Problem statement>
Can the data below be set down again exactly, line for line?

Information>

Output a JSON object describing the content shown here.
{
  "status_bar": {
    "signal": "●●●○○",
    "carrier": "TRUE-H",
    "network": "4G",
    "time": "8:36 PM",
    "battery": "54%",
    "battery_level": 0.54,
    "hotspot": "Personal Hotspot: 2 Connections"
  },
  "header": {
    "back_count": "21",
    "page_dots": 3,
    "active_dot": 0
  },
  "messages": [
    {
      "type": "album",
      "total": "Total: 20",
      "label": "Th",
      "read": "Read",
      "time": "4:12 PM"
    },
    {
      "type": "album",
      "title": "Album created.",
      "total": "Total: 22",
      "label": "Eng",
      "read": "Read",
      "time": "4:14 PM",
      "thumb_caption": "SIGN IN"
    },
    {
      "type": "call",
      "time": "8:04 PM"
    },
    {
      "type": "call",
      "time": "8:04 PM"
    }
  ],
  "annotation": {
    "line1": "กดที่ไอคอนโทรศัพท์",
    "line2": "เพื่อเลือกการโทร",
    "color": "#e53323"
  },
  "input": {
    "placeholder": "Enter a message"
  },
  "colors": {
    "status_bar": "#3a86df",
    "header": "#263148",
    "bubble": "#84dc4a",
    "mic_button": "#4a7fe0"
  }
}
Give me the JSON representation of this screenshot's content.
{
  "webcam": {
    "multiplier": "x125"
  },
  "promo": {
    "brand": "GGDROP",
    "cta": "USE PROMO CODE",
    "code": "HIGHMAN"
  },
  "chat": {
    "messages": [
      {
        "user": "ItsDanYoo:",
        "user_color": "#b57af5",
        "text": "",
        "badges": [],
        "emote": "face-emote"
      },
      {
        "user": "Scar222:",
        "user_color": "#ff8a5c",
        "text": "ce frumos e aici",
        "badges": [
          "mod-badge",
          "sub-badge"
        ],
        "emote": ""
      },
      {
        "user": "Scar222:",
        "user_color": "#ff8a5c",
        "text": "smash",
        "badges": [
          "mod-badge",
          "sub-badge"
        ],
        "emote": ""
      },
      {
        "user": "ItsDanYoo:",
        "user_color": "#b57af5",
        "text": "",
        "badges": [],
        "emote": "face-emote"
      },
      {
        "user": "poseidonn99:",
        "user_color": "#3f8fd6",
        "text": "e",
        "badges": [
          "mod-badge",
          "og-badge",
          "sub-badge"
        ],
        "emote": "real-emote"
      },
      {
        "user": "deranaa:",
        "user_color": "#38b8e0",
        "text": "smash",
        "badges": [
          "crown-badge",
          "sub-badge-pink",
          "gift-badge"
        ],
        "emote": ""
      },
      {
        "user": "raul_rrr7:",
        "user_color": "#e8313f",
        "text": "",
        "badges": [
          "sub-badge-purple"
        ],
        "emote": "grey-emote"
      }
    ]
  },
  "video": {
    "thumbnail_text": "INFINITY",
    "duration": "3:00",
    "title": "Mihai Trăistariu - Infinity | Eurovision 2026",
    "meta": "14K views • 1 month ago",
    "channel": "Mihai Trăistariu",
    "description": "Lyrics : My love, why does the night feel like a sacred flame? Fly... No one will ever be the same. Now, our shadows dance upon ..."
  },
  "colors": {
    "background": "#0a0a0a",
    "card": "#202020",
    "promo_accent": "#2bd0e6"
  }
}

Solution>
Output a JSON object describing the content shown here.
{
  "status_bar": {
    "signal": "●●●○○",
    "carrier": "TRUE-H",
    "network": "4G",
    "time": "8:36 PM",
    "battery": "54%",
    "battery_level": 0.54,
    "hotspot": "Personal Hotspot: 2 Connections"
  },
  "header": {
    "back_count": "21",
    "page_dots": 3,
    "active_dot": 0
  },
  "messages": [
    {
      "type": "album",
      "total": "Total: 20",
      "label": "Th",
      "read": "Read",
      "time": "4:12 PM"
    },
    {
      "type": "album",
      "title": "Album created.",
      "total": "Total: 22",
      "label": "Eng",
      "read": "Read",
      "time": "4:14 PM",
      "thumb_caption": "SIGN IN"
    },
    {
      "type": "call",
      "time": "8:04 PM"
    },
    {
      "type": "call",
      "time": "8:04 PM"
    }
  ],
  "annotation": {
    "line1": "กดที่ไอคอนโทรศัพท์",
    "line2": "เพื่อเลือกการโทร",
    "color": "#e53323"
  },
  "input": {
    "placeholder": "Enter a message"
  },
  "colors": {
    "status_bar": "#3a86df",
    "header": "#263148",
    "bubble": "#84dc4a",
    "mic_button": "#4a7fe0"
  }
}
Give me the JSON representation of this screenshot's content.
{
  "webcam": {
    "multiplier": "x125"
  },
  "promo": {
    "brand": "GGDROP",
    "cta": "USE PROMO CODE",
    "code": "HIGHMAN"
  },
  "chat": {
    "messages": [
      {
        "user": "ItsDanYoo:",
        "user_color": "#b57af5",
        "text": "",
        "badges": [],
        "emote": "face-emote"
      },
      {
        "user": "Scar222:",
        "user_color": "#ff8a5c",
        "text": "ce frumos e aici",
        "badges": [
          "mod-badge",
          "sub-badge"
        ],
        "emote": ""
      },
      {
        "user": "Scar222:",
        "user_color": "#ff8a5c",
        "text": "smash",
        "badges": [
          "mod-badge",
          "sub-badge"
        ],
        "emote": ""
      },
      {
        "user": "ItsDanYoo:",
        "user_color": "#b57af5",
        "text": "",
        "badges": [],
        "emote": "face-emote"
      },
      {
        "user": "poseidonn99:",
        "user_color": "#3f8fd6",
        "text": "e",
        "badges": [
          "mod-badge",
          "og-badge",
          "sub-badge"
        ],
        "emote": "real-emote"
      },
      {
        "user": "deranaa:",
        "user_color": "#38b8e0",
        "text": "smash",
        "badges": [
          "crown-badge",
          "sub-badge-pink",
          "gift-badge"
        ],
        "emote": ""
      },
      {
        "user": "raul_rrr7:",
        "user_color": "#e8313f",
        "text": "",
        "badges": [
          "sub-badge-purple"
        ],
        "emote": "grey-emote"
      }
    ]
  },
  "video": {
    "thumbnail_text": "INFINITY",
    "duration": "3:00",
    "title": "Mihai Trăistariu - Infinity | Eurovision 2026",
    "meta": "14K views • 1 month ago",
    "channel": "Mihai Trăistariu",
    "description": "Lyrics : My love, why does the night feel like a sacred flame? Fly... No one will ever be the same. Now, our shadows dance upon ..."
  },
  "colors": {
    "background": "#0a0a0a",
    "card": "#202020",
    "promo_accent": "#2bd0e6"
  }
}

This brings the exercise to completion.